Moscow calls on Turkey for immediate action after rebel named Alparslan Celik said pilot's death was revenge for bombing in Syria
Moscow has called on Ankara to arrest a Turkmen rebel it claims killed the pilot of the Russian jet downed by Turkey last month on the Syrian border.
The demand on Wednesday came after a man named Alparslan Celik said the death was "revenge" for Russian bombing of Turkmen rebels in northern Syria.
"We demand that the Turkish authorities take immediate steps to apprehend Alparslan Celik and his accomplices and bring them to justice for the murder of the Russian pilot," foreign ministry spokeswoman Maria Zakharova said in a statement on Wednesday.
In an interview published Sunday in the Turkish newspaper Hurriyet, Celik - a Turkmen rebel and citizen of Turkey - said that his "conscience cannot be bothered by a person who threw bombs at Turkmen civilians every day".
"Revenge is the most natural right," Celik said.
Moscow and Ankara have been locked in a bitter row over the downing of the Su-24 jet on 24 November, with the Kremlin imposing a raft of economic sanctions against Turkey.
Both pilots of the downed Su-24 jet ejected and parachuted to the ground on the Syrian side of the border, but one was killed by gunfire from the ground.
Zakharova said that the publication of Celik's comments had angered and surprised Moscow, and accused the Hurriyet outlet of being a "platform where terrorists and murderers brag about their crimes and spread hate of Russia and the Russian people through nationalist ideology".
She added that Celik's comments constituted an admission of his "direct involvement in the murder of the Russian pilot".
Turkish authorities have accused Russia of "ethnic cleansing" in Syria, targeting the Turkmen and Sunni population that oppose the government of Syrian President Bashar al-Assad, Moscow's long-time ally.
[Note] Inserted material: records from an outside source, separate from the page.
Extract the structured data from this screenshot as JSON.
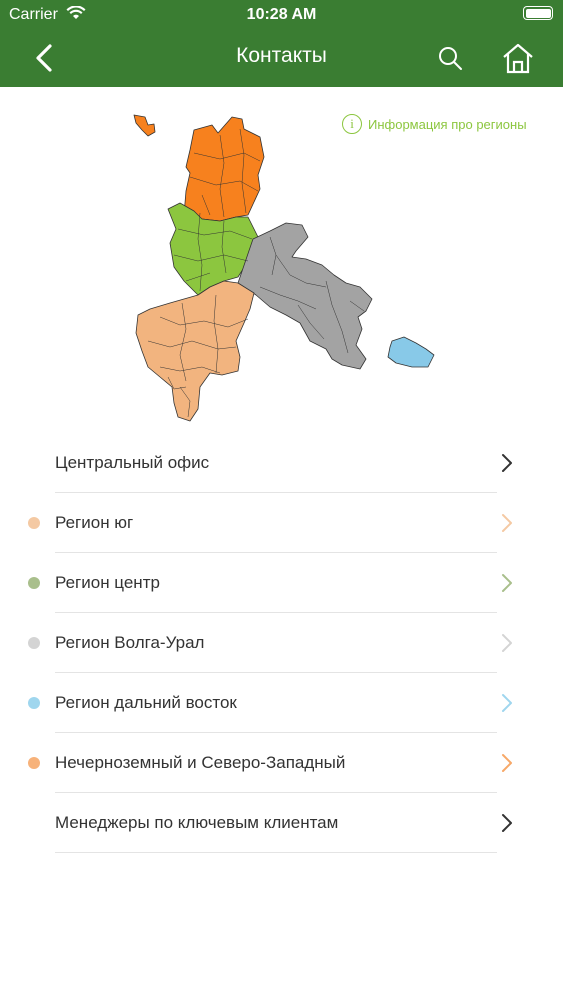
{
  "status": {
    "carrier": "Carrier",
    "time": "10:28 AM"
  },
  "nav": {
    "title": "Контакты"
  },
  "map": {
    "info_label": "Информация про регионы"
  },
  "colors": {
    "header_bg": "#3a7d32",
    "south": "#f2b47f",
    "center": "#8cc63f",
    "volga": "#a3a3a3",
    "fareast": "#88c9e8",
    "northwest": "#f7811e"
  },
  "list": [
    {
      "label": "Центральный офис",
      "dot_color": null,
      "chevron_color": "#333333"
    },
    {
      "label": "Регион юг",
      "dot_color": "#f4c9a3",
      "chevron_color": "#f4c9a3"
    },
    {
      "label": "Регион центр",
      "dot_color": "#a9bf8c",
      "chevron_color": "#a9bf8c"
    },
    {
      "label": "Регион Волга-Урал",
      "dot_color": "#d4d4d4",
      "chevron_color": "#d4d4d4"
    },
    {
      "label": "Регион дальний восток",
      "dot_color": "#9fd6ee",
      "chevron_color": "#9fd6ee"
    },
    {
      "label": "Нечерноземный и Северо-Западный",
      "dot_color": "#f7b27a",
      "chevron_color": "#f7a868"
    },
    {
      "label": "Менеджеры по ключевым клиентам",
      "dot_color": null,
      "chevron_color": "#333333"
    }
  ]
}
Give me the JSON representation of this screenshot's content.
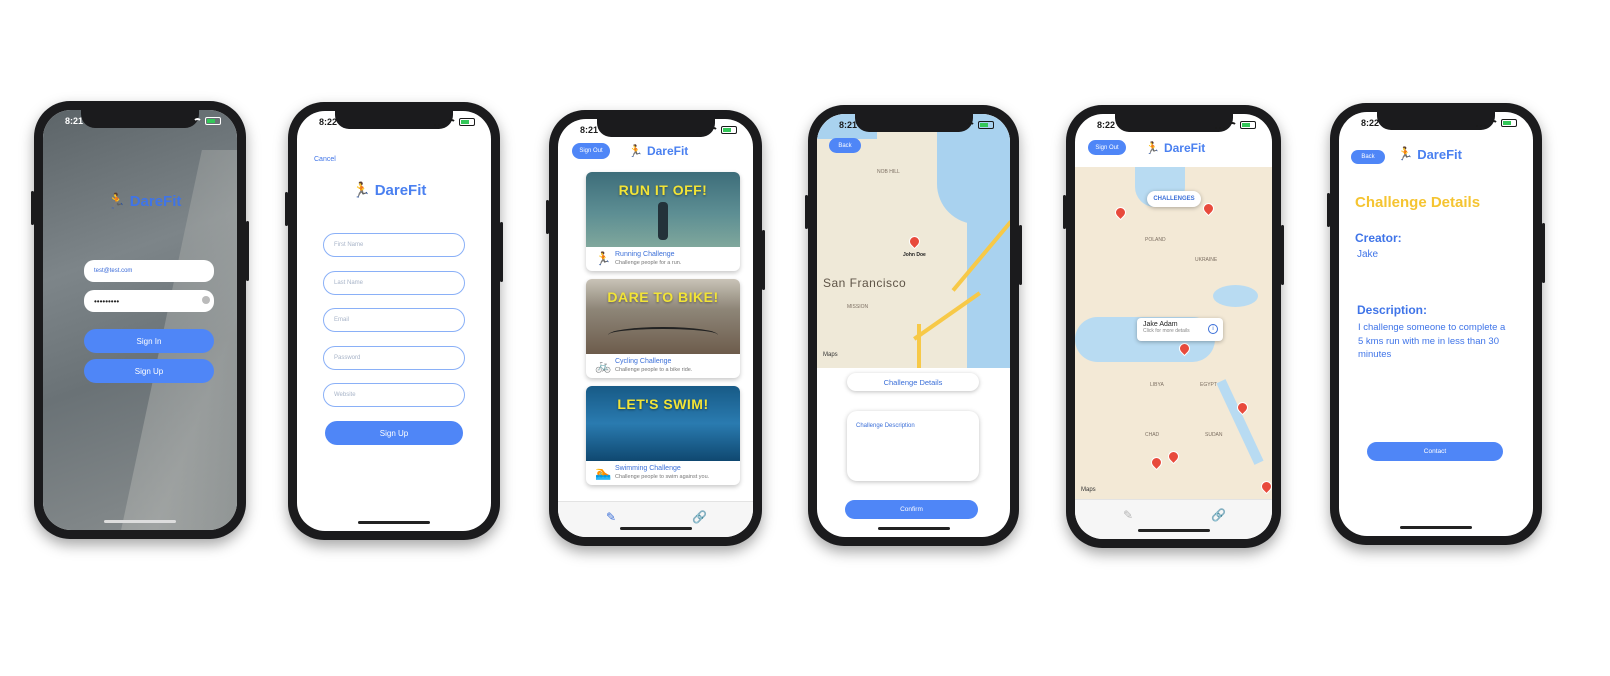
{
  "screen1": {
    "time": "8:21",
    "logo": "DareFit",
    "email_value": "test@test.com",
    "password_value": "•••••••••",
    "sign_in": "Sign In",
    "sign_up": "Sign Up"
  },
  "screen2": {
    "time": "8:22",
    "cancel": "Cancel",
    "logo": "DareFit",
    "fields": [
      "First Name",
      "Last Name",
      "Email",
      "Password",
      "Website"
    ],
    "sign_up": "Sign Up"
  },
  "screen3": {
    "time": "8:21",
    "sign_out": "Sign Out",
    "logo": "DareFit",
    "cards": [
      {
        "banner": "RUN IT OFF!",
        "name": "Running Challenge",
        "desc": "Challenge people for a run.",
        "icon": "runner-icon"
      },
      {
        "banner": "DARE TO BIKE!",
        "name": "Cycling Challenge",
        "desc": "Challenge people to a bike ride.",
        "icon": "bike-icon"
      },
      {
        "banner": "LET'S SWIM!",
        "name": "Swimming Challenge",
        "desc": "Challenge people to swim against you.",
        "icon": "swim-icon"
      }
    ]
  },
  "screen4": {
    "time": "8:21",
    "back": "Back",
    "city": "San Francisco",
    "pin_label": "John Doe",
    "maps_badge": "Maps",
    "challenge_details": "Challenge Details",
    "description_placeholder": "Challenge Description",
    "confirm": "Confirm"
  },
  "screen5": {
    "time": "8:22",
    "sign_out": "Sign Out",
    "logo": "DareFit",
    "challenges_badge": "CHALLENGES",
    "callout_name": "Jake Adam",
    "callout_sub": "Click for more details",
    "maps_badge": "Maps"
  },
  "screen6": {
    "time": "8:22",
    "back": "Back",
    "logo": "DareFit",
    "title": "Challenge Details",
    "creator_label": "Creator:",
    "creator_value": "Jake",
    "description_label": "Description:",
    "description_value": "I challenge someone to complete a 5 kms run with me in less than 30 minutes",
    "contact": "Contact"
  },
  "colors": {
    "accent": "#4f86f7",
    "title_yellow": "#f5c431",
    "banner_yellow": "#f2e437",
    "pin_red": "#e84a3c"
  }
}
Turkey says the Russian jet strayed into its airspace and ignored repeated warnings, while Moscow insisted it did not cross over from Syria and accused Ankara of a planned provocation.